A couple thousand years later, Guinea Worm still thrived with 3.5 million new cases of Guinea Worm occurring in 1986 (WHO, Global Health Observatory). These infections arose in essentially the same locations as in antiquity. With cases reported in 21 countries throughout Asia and Africa, Guinea Worm extended from India all the way to Senegal on Africa’s western coast (WHO and Carter Center).
Prompted by these figures, the WHO, WHO, UNICEF, the Carter Center and other NGOs began working towards fighting Guinea Worm disease. Unable to find a vaccine or any effective medicine, these groups found ways to stop the insidious life-cycle of the parasite at its source: drinking water.
They sought to raise awareness about the disease and to educate afflicted communities about water sanitation (Carter Center). At the same time, they used larvicide to decontaminate infected water sources.
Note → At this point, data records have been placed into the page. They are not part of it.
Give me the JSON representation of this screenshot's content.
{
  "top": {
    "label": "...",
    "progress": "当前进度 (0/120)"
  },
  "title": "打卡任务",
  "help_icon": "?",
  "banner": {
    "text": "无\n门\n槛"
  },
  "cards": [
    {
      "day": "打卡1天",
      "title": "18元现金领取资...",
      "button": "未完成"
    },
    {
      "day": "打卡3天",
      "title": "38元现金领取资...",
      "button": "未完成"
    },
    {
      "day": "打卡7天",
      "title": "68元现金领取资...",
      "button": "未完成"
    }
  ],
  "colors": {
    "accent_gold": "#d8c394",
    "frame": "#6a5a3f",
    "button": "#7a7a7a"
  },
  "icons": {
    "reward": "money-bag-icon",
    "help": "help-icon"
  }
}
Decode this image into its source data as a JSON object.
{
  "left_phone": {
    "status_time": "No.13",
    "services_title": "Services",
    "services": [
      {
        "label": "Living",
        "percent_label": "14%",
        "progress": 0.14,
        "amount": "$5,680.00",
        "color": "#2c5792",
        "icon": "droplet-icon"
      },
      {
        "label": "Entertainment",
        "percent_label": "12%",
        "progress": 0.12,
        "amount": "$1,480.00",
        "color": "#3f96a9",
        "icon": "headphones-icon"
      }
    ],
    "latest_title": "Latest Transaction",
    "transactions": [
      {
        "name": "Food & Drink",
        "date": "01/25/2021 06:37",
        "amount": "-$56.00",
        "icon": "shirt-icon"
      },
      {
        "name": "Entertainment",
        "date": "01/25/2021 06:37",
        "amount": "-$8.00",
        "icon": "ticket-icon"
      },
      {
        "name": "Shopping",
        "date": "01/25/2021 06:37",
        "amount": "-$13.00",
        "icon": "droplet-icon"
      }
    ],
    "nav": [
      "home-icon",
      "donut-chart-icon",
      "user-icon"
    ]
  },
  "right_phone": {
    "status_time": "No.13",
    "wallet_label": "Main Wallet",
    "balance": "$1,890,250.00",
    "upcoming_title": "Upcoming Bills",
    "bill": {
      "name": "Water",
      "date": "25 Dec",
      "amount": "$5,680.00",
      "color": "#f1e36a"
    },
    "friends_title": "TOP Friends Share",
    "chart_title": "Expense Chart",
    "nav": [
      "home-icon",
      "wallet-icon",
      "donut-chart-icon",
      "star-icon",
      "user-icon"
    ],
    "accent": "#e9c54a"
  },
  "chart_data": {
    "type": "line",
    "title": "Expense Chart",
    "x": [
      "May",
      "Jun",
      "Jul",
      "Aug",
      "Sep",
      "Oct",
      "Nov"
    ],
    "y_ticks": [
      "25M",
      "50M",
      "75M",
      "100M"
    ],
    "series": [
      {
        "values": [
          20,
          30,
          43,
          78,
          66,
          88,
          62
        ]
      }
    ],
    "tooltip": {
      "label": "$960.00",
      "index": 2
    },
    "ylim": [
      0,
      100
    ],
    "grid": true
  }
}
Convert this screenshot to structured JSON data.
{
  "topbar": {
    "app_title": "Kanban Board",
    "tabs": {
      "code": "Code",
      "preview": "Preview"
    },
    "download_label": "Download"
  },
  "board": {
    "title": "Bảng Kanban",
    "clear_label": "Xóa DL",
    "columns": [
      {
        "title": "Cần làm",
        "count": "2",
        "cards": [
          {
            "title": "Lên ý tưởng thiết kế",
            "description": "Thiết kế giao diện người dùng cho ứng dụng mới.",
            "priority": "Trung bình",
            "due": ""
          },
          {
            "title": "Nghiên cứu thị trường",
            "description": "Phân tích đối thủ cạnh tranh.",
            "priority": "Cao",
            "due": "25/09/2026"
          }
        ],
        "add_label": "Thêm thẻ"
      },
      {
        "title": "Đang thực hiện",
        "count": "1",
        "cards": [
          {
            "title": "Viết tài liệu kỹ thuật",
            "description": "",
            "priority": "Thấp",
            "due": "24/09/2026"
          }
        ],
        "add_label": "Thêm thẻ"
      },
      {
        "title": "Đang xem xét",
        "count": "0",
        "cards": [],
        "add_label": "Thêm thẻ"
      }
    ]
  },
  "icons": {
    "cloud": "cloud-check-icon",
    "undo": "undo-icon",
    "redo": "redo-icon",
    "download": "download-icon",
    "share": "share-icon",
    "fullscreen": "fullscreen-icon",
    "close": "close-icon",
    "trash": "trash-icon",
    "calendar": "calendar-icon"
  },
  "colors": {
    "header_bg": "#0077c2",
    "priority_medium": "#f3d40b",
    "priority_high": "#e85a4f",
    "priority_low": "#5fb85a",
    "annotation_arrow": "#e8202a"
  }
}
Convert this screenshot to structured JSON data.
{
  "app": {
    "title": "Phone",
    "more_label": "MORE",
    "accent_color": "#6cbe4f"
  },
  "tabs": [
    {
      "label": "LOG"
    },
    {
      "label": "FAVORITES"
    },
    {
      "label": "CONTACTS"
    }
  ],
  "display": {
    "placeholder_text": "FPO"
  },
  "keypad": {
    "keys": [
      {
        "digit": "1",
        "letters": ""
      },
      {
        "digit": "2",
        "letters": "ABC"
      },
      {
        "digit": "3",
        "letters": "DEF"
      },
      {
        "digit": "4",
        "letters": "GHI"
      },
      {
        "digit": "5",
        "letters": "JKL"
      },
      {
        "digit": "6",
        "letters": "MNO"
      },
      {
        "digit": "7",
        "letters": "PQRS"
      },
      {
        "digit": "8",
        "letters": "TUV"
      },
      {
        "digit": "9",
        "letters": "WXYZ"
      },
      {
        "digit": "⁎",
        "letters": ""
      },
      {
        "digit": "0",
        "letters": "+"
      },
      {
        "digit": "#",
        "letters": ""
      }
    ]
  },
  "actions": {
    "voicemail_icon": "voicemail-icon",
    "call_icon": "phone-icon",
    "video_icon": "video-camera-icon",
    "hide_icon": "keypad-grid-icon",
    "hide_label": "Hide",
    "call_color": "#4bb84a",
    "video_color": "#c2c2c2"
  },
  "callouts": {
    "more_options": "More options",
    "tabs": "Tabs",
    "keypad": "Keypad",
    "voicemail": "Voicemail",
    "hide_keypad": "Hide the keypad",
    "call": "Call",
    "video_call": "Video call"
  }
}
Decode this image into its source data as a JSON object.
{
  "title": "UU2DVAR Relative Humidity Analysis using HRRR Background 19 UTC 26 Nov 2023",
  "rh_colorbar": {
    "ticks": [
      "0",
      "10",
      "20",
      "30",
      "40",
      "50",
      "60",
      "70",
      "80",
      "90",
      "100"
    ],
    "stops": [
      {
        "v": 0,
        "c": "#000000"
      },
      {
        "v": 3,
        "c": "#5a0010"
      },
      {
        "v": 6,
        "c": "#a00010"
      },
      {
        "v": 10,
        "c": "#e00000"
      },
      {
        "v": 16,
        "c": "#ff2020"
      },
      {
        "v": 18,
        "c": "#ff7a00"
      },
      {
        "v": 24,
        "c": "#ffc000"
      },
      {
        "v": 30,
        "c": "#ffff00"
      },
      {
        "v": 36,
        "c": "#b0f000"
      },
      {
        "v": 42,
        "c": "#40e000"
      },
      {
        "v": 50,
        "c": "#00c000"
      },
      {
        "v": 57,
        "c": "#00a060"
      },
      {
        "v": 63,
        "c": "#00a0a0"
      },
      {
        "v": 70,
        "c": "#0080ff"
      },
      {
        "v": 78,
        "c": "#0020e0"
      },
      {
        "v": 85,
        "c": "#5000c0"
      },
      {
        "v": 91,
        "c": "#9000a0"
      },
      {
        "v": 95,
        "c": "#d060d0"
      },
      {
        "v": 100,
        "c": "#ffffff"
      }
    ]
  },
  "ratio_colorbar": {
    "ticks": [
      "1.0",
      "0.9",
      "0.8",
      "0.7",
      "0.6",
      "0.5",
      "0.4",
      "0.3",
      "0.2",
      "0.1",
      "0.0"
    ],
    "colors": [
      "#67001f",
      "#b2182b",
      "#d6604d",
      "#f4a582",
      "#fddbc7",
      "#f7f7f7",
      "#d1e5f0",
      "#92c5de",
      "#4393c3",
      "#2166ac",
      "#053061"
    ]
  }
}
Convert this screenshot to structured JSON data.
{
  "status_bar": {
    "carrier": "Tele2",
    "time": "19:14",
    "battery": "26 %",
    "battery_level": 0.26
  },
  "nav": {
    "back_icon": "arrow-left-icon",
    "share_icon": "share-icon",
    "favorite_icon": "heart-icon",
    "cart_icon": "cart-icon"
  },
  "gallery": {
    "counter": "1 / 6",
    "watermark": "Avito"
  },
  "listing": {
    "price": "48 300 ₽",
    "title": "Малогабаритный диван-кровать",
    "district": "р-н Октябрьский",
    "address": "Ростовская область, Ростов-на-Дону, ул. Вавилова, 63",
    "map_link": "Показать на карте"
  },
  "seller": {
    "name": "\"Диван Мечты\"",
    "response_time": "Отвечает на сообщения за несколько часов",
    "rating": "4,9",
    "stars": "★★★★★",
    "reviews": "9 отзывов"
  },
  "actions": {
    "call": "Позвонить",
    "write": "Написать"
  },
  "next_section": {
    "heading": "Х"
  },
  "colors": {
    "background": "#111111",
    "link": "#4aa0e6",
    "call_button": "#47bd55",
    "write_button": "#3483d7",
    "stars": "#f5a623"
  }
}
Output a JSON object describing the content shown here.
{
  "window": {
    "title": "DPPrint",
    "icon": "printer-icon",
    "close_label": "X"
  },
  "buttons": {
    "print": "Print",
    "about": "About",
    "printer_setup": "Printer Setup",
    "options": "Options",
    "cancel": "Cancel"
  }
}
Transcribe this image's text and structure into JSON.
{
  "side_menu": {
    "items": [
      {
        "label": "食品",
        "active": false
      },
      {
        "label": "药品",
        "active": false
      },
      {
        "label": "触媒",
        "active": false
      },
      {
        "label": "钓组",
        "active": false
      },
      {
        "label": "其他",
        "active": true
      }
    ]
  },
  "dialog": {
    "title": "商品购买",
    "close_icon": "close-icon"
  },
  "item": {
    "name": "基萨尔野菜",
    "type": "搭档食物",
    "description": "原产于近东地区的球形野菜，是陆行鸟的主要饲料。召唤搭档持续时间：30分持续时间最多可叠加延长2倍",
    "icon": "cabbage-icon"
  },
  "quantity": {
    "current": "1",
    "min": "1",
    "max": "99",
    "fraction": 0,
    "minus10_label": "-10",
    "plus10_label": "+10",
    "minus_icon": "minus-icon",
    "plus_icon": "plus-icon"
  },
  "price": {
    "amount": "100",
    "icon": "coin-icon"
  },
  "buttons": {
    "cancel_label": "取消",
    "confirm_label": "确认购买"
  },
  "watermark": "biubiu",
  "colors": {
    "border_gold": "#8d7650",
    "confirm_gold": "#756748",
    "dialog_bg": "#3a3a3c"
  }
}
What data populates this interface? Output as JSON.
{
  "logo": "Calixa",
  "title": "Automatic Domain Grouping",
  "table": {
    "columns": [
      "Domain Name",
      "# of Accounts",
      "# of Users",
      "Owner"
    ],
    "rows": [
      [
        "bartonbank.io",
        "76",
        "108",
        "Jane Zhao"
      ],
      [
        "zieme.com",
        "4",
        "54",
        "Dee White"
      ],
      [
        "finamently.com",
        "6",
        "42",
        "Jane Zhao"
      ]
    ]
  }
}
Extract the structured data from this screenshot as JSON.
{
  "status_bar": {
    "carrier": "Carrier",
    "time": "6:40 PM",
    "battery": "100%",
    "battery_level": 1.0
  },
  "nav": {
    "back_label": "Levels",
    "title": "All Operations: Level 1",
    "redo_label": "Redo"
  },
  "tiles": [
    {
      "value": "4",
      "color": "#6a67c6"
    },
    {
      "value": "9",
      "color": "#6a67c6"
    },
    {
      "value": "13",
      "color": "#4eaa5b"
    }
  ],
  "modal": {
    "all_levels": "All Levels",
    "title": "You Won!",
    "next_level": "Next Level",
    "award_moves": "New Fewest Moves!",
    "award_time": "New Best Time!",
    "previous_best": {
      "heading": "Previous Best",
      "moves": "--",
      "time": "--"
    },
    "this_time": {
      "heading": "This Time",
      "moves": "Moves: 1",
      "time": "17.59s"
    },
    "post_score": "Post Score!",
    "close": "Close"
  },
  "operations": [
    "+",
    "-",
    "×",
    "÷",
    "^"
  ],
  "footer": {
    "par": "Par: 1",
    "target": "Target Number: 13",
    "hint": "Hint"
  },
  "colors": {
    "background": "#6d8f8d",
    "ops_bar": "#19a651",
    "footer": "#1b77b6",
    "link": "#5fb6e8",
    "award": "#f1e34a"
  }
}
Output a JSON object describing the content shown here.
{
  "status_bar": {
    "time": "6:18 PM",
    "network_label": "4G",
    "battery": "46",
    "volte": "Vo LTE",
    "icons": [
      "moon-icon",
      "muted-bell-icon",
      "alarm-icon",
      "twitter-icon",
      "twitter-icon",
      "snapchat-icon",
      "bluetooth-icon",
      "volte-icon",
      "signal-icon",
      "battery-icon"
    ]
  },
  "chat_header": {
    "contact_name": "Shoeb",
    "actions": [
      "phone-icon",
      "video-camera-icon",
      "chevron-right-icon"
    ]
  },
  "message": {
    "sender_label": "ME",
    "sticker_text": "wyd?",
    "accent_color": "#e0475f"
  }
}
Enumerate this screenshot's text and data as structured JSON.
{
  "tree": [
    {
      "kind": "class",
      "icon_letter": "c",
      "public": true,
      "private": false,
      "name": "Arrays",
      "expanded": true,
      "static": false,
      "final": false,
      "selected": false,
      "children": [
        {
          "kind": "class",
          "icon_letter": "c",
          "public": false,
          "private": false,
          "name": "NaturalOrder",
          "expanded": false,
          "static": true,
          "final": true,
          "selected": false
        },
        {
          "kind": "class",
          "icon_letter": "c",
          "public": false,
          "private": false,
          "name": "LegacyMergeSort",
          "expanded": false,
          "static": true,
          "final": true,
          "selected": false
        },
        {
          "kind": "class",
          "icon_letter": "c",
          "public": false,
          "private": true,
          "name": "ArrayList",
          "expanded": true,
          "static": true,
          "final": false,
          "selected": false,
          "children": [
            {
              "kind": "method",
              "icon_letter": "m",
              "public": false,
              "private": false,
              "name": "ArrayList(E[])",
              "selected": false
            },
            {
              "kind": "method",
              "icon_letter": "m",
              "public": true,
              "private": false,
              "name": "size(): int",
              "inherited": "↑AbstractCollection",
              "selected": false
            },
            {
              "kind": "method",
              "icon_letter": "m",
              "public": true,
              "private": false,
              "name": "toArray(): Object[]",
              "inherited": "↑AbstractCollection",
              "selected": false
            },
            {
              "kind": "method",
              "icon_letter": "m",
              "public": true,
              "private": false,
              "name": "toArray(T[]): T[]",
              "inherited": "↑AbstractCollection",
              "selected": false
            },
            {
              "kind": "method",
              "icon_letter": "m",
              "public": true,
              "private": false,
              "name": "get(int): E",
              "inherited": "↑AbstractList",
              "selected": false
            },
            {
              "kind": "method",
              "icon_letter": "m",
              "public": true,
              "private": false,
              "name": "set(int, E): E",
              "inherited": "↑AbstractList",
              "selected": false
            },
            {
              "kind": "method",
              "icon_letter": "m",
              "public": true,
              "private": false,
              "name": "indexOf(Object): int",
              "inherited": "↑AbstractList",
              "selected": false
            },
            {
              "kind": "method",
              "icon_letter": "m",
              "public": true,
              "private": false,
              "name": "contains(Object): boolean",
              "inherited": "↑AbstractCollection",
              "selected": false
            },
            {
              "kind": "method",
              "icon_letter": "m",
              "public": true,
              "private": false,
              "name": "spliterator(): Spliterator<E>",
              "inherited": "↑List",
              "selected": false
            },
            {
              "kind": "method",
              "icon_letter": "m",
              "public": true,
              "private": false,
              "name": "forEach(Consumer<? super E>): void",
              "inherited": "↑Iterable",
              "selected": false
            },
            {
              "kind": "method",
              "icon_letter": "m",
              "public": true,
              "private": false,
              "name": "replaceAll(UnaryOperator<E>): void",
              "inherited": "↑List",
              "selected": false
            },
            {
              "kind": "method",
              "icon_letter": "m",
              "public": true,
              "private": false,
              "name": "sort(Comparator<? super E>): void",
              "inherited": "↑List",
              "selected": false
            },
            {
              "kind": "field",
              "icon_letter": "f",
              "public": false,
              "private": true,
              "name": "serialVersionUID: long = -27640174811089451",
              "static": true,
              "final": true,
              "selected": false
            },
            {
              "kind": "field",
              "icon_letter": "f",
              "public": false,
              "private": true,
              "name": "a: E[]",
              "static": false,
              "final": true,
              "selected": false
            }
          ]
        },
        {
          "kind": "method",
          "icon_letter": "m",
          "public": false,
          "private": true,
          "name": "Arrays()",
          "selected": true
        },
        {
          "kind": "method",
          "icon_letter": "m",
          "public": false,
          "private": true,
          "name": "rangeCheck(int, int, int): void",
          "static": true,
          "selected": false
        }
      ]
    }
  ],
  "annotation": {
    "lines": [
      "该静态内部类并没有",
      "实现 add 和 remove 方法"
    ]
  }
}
The results after 30 years are astounding. Compared to the 3.5 million cases reported in 1986, only 126 cases occurred in 2014. Overall, the Carter Center estimates, the combined global health campaign prevented at least 80 million infections of Guinea Worm. It also created the infrastructure to provide rural villages with public health education and personnel that can plan interventions for other diseases (Carter Foundation). Today, the final remnants of Guinea Worm concentrate only in four countries, Chad Ethiopia, Mali and South Sudan, with half of the total infections in Sudan. However, this final stage of eradication seems the most challenging. With cases occurring in isolated areas, it has become increasingly difficult to monitor and treat Guinea Worm.
With only three cases reported this year, though, the eradication of Guinea Worm seems imminent. Once gone, it will serve as a significant milestone in the history of public health; along with Small Pox, Guinea Worm will be the only other disease eliminated by mankind. Moreover, it will also be only disease that humanity has cured without the use of medicine or a vaccine. Now that is an achievement.
– Andrew Logan